The first 24 hours Brandon was on ECMO were excruciating. The machine allowed his lungs to heal, but he wasn’t responsive.
A few days later, he blinked. Then he tried to speak. He stayed on ECMO for two weeks, but his memory and ability to function were still weak. He stayed in the intensive care unit for 31 days until transitioning to rehabilitation, where he slowly but successfully recovered.
The support from UF Health staff helped Brittany get through the waiting period. “They treated us like family. I could be downstairs getting coffee, or crying somewhere, and someone would come up, give me a hug and comfort me. They were our family while we were there.”
Yorkgitis felt a special connection with the Taylor family, as he and his wife have two daughters of their own. “We worked together and did everything we could so he could continue being a father and husband,” Yorkgitis said.
It’s been more than two years since the crash. “I feel like we’re 90% there. He gets up and goes to work every day, the kids come home from school and we do as much as we can,” Brittany said. “I don’t know what else to say other than thank you.”
Brandon is more than thankful for the team and the coincidental timing. “We were incredibly fortunate the timing aligned the way it did and that I’m able to be here and tell my story today,” he said.
Saving a lifesaver
A year and a half later, the ECMO team would’ve never thought they would have to save a colleague so dear to them.
UF Health emergency medicine physician Luis Rios Jr., MD, felt odd after work on Dec. 2, 2018. After a few overnight coughing fits, some of it including blood, he eventually felt so weak he wasn’t able to stand.
Luis’ wife, Melanie, came downstairs and saw him lying on the floor inside their home. She called 911.
While en route to the nearest hospital, Luis’ blood pressure plummeted, and his chest turned purple.
He was admitted, and a team tried everything to stabilize him, but nothing worked.
The medical staff was about to give up hope until one team member remembered a presentation on ECMO given by Joseph Shiber, MD, an emergency medicine physician and co-medical director of the ICU at UF Health North.
ECMO was the last effort in saving Luis. They prepared him to fly to UF Health Jacksonville, as he was too weak to make it through an ambulance transport.
Before they took off, Melanie repeatedly whispered to Rios, “I love you; don’t leave me.”

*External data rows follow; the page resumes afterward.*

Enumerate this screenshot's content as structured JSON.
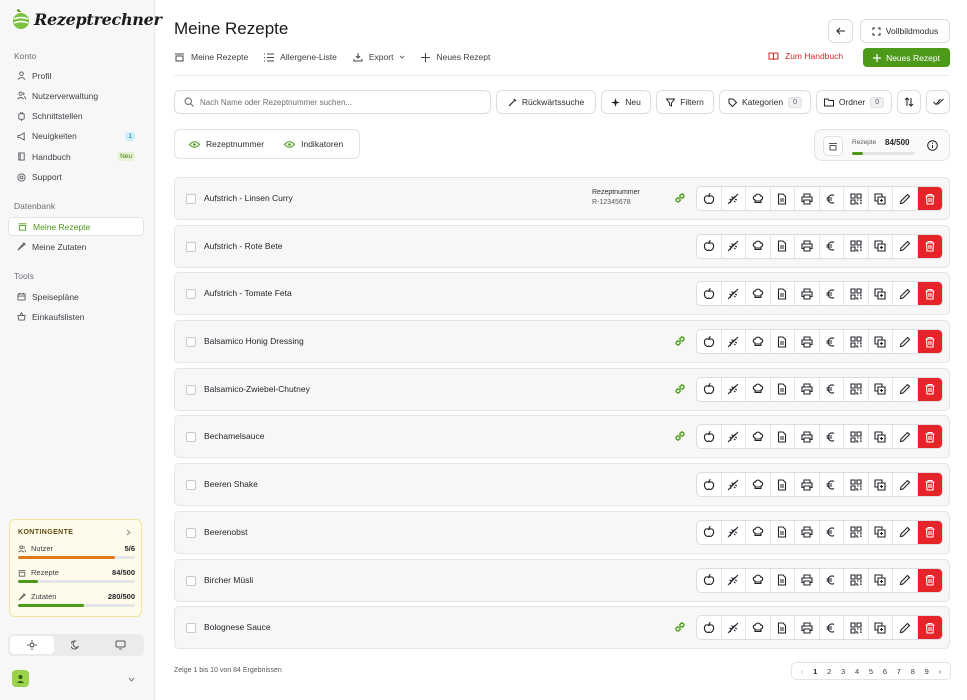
{
  "app": {
    "name": "Rezeptrechner"
  },
  "sidebar": {
    "sections": {
      "konto": "Konto",
      "datenbank": "Datenbank",
      "tools": "Tools"
    },
    "konto": [
      {
        "label": "Profil",
        "icon": "user-icon"
      },
      {
        "label": "Nutzerverwaltung",
        "icon": "users-icon"
      },
      {
        "label": "Schnittstellen",
        "icon": "plug-icon"
      },
      {
        "label": "Neuigkeiten",
        "icon": "megaphone-icon",
        "badge": "1"
      },
      {
        "label": "Handbuch",
        "icon": "book-icon",
        "badge": "Neu"
      },
      {
        "label": "Support",
        "icon": "lifebuoy-icon"
      }
    ],
    "datenbank": [
      {
        "label": "Meine Rezepte",
        "icon": "cooking-pot-icon",
        "active": true
      },
      {
        "label": "Meine Zutaten",
        "icon": "carrot-icon"
      }
    ],
    "tools": [
      {
        "label": "Speisepläne",
        "icon": "calendar-icon"
      },
      {
        "label": "Einkaufslisten",
        "icon": "basket-icon"
      }
    ],
    "quota": {
      "title": "KONTINGENTE",
      "items": [
        {
          "label": "Nutzer",
          "used": "5",
          "total": "6",
          "fill": 0.83,
          "color": "#e0781d"
        },
        {
          "label": "Rezepte",
          "used": "84",
          "total": "500",
          "fill": 0.168,
          "color": "#4d9a1a"
        },
        {
          "label": "Zutaten",
          "used": "280",
          "total": "500",
          "fill": 0.56,
          "color": "#4d9a1a"
        }
      ]
    },
    "theme": [
      "light",
      "dark",
      "system"
    ]
  },
  "header": {
    "title": "Meine Rezepte",
    "fullscreen": "Vollbildmodus",
    "tabs": [
      "Meine Rezepte",
      "Allergene-Liste",
      "Export",
      "Neues Rezept"
    ],
    "handbook": "Zum Handbuch",
    "new_recipe": "Neues Rezept"
  },
  "toolbar": {
    "search_placeholder": "Nach Name oder Rezeptnummer suchen...",
    "reverse": "Rückwärtssuche",
    "new": "Neu",
    "filter": "Filtern",
    "categories": "Kategorien",
    "categories_count": "0",
    "folder": "Ordner",
    "folder_count": "0"
  },
  "toggles": [
    "Rezeptnummer",
    "Indikatoren"
  ],
  "recipe_counter": {
    "label": "Rezepte",
    "used": "84",
    "total": "500",
    "fill": 0.168
  },
  "recipes": [
    {
      "name": "Aufstrich - Linsen Curry",
      "num_label": "Rezeptnummer",
      "num": "R-12345678",
      "linked": true
    },
    {
      "name": "Aufstrich - Rote Bete",
      "linked": false
    },
    {
      "name": "Aufstrich - Tomate Feta",
      "linked": false
    },
    {
      "name": "Balsamico Honig Dressing",
      "linked": true
    },
    {
      "name": "Balsamico-Zwiebel-Chutney",
      "linked": true
    },
    {
      "name": "Bechamelsauce",
      "linked": true
    },
    {
      "name": "Beeren Shake",
      "linked": false
    },
    {
      "name": "Beerenobst",
      "linked": false
    },
    {
      "name": "Bircher Müsli",
      "linked": false
    },
    {
      "name": "Bolognese Sauce",
      "linked": true
    }
  ],
  "row_actions": [
    "apple-icon",
    "no-allergen-icon",
    "chef-hat-icon",
    "document-icon",
    "printer-icon",
    "euro-icon",
    "qr-code-icon",
    "copy-icon",
    "edit-icon",
    "trash-icon"
  ],
  "footer": {
    "summary": "Zeige 1 bis 10 von 84 Ergebnissen",
    "pages": [
      "1",
      "2",
      "3",
      "4",
      "5",
      "6",
      "7",
      "8",
      "9"
    ]
  }
}
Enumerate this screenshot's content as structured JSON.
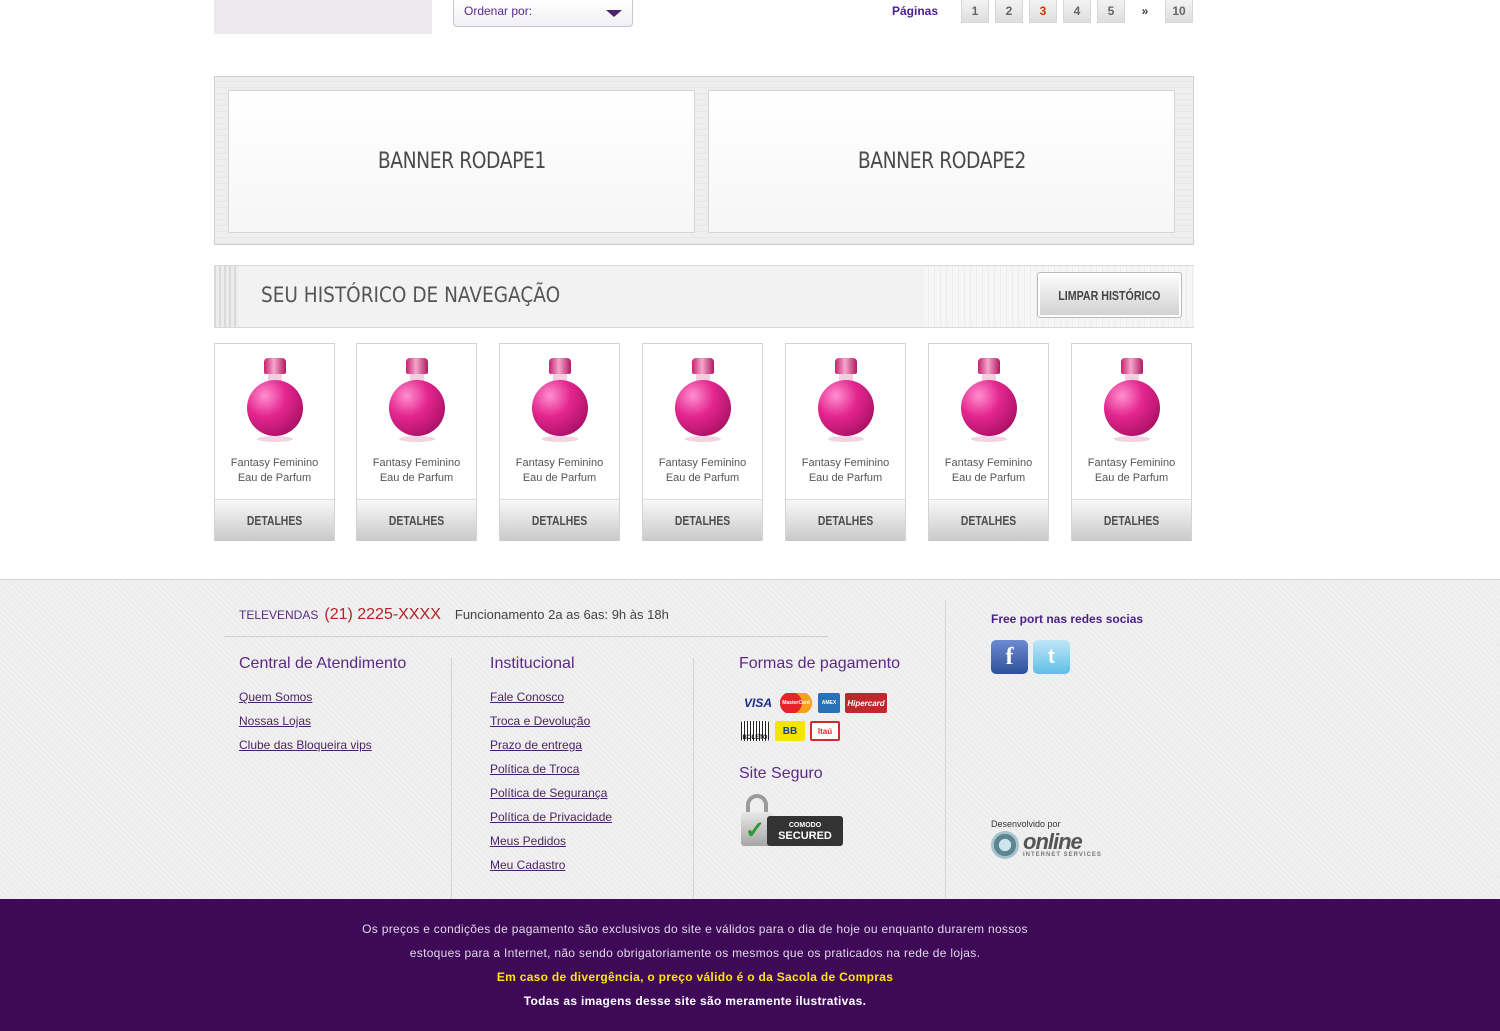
{
  "toolbar": {
    "sort_label": "Ordenar por:",
    "pages_label": "Páginas",
    "pages": [
      "1",
      "2",
      "3",
      "4",
      "5",
      "»",
      "10"
    ],
    "current_page": "3"
  },
  "banners": [
    "BANNER RODAPE1",
    "BANNER RODAPE2"
  ],
  "history": {
    "title": "SEU HISTÓRICO DE NAVEGAÇÃO",
    "clear_button": "LIMPAR HISTÓRICO"
  },
  "products": [
    {
      "name_line1": "Fantasy Feminino",
      "name_line2": "Eau de Parfum",
      "button": "DETALHES"
    },
    {
      "name_line1": "Fantasy Feminino",
      "name_line2": "Eau de Parfum",
      "button": "DETALHES"
    },
    {
      "name_line1": "Fantasy Feminino",
      "name_line2": "Eau de Parfum",
      "button": "DETALHES"
    },
    {
      "name_line1": "Fantasy Feminino",
      "name_line2": "Eau de Parfum",
      "button": "DETALHES"
    },
    {
      "name_line1": "Fantasy Feminino",
      "name_line2": "Eau de Parfum",
      "button": "DETALHES"
    },
    {
      "name_line1": "Fantasy Feminino",
      "name_line2": "Eau de Parfum",
      "button": "DETALHES"
    },
    {
      "name_line1": "Fantasy Feminino",
      "name_line2": "Eau de Parfum",
      "button": "DETALHES"
    }
  ],
  "footer": {
    "televendas_label": "TELEVENDAS",
    "televendas_phone": "(21) 2225-XXXX",
    "hours": "Funcionamento 2a as 6as: 9h às 18h",
    "central": {
      "title": "Central de Atendimento",
      "links": [
        "Quem Somos",
        "Nossas Lojas",
        "Clube das Bloqueira vips"
      ]
    },
    "institucional": {
      "title": "Institucional",
      "links": [
        "Fale Conosco",
        "Troca e Devolução",
        "Prazo de entrega",
        "Política de Troca",
        "Política de Segurança",
        "Política de Privacidade",
        "Meus Pedidos",
        "Meu Cadastro"
      ]
    },
    "payment": {
      "title": "Formas de pagamento",
      "methods": [
        "VISA",
        "MasterCard",
        "AMEX",
        "Hipercard",
        "BOLETO",
        "BB",
        "Itaú"
      ]
    },
    "secure": {
      "title": "Site Seguro",
      "seal_brand": "COMODO",
      "seal_text": "SECURED"
    },
    "social": {
      "title": "Free port nas redes socias",
      "icons": [
        "facebook-icon",
        "twitter-icon"
      ]
    },
    "developer": {
      "label": "Desenvolvido por",
      "brand": "online",
      "tagline": "INTERNET SERVICES"
    }
  },
  "disclaimer": {
    "line1": "Os preços e condições de pagamento são exclusivos do site e válidos para o dia de hoje ou enquanto durarem nossos",
    "line2": "estoques para a Internet, não sendo obrigatoriamente os mesmos que os praticados na rede de lojas.",
    "line3": "Em caso de divergência, o preço válido é o da Sacola de Compras",
    "line4": "Todas as imagens desse site são meramente ilustrativas."
  },
  "colors": {
    "brand_purple": "#5b2a86",
    "footer_bottom": "#3e0a58",
    "highlight_yellow": "#ffe600",
    "phone_red": "#b32424"
  }
}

Her words were the only part of the night he remembers.
Once he landed at UF Health Jacksonville and was admitted to the trauma unit, the ECMO team connected him to the lifesaving machine within 18 minutes.
Luis was the 12th patient placed on ECMO at UF Health Jacksonville. The emergency physicians commonly see patients in critical condition. But this time, it was someone they knew.
“It was surreal to take care of a colleague. He is like a father figure to us all,” said Firas Madbak, MD, a surgical critical care physician and ECMO team member.
After the second day on ECMO, Luis was improving. His chest was no longer purple, and his vitals were becoming more stable. One week later, he transitioned to rehab.
Five months after he was admitted, Luis was well enough to return to the job he loves. “It’s a blessing to have him around,” Madbak said. “Every time I see him in the hallway, he gives me a hug. There’s this emotional connection, this bond that’s hard to describe.”
“I think of them every day. They’re my family,” Luis emotionally exclaimed about the ECMO team. “They pulled me out of death and brought me back to life.”
The future of ECMO
Without ECMO, Brandon and Luis would not be here today. Although it’s not a method recommended for every patient, ECMO has the potential to save more lives.
UF Health Jacksonville has four ECMO machines, and five surgeons on campus were trained by Young to use it.
“Communication is the No. 1 thing that needs to happen when a patient is being put on ECMO,” Young emphasized. “Each step in the process is important, and the team needs to be fully trained to complete each step safely and efficiently.”
This is why the physicians at UF Health Jacksonville want to ensure the community knows about it. The ECMO team conducts outreach and education for physicians and medical centers throughout the area.
Although ECMO is considered a last resort, it is an incredible approach to offering a last bit of hope.